EXERCISE DESCRIPTION
Starting from the first line below, count the lines carrying the string "chevron" and answer with the count by itself.
#####
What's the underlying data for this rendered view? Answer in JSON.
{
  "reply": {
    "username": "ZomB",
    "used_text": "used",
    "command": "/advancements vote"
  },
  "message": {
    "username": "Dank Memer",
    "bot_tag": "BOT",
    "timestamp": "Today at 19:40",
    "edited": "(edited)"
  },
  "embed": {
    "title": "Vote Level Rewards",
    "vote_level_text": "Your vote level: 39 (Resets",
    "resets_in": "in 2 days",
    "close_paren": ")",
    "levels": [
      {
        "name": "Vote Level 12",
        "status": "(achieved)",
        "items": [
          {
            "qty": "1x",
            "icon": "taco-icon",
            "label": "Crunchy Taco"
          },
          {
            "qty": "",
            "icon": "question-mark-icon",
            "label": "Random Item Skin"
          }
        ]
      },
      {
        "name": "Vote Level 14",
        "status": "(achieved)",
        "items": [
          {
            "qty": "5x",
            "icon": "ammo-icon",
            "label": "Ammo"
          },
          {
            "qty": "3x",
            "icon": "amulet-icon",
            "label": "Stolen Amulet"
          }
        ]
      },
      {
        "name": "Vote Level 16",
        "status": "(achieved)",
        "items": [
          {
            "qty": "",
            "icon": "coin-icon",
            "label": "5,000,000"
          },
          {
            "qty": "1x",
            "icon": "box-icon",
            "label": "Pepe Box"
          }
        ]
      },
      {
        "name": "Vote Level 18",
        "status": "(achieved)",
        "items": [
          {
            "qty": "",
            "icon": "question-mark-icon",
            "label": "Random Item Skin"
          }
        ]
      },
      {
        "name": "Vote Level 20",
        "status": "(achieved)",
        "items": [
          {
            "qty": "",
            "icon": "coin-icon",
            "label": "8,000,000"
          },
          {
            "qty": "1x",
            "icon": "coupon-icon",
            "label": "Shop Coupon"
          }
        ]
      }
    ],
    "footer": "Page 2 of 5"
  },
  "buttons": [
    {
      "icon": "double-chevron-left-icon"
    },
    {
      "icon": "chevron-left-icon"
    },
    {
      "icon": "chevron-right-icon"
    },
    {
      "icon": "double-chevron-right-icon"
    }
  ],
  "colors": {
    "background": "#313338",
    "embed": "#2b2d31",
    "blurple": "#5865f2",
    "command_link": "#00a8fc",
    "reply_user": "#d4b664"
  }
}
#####
EXPECTED ANSWER
4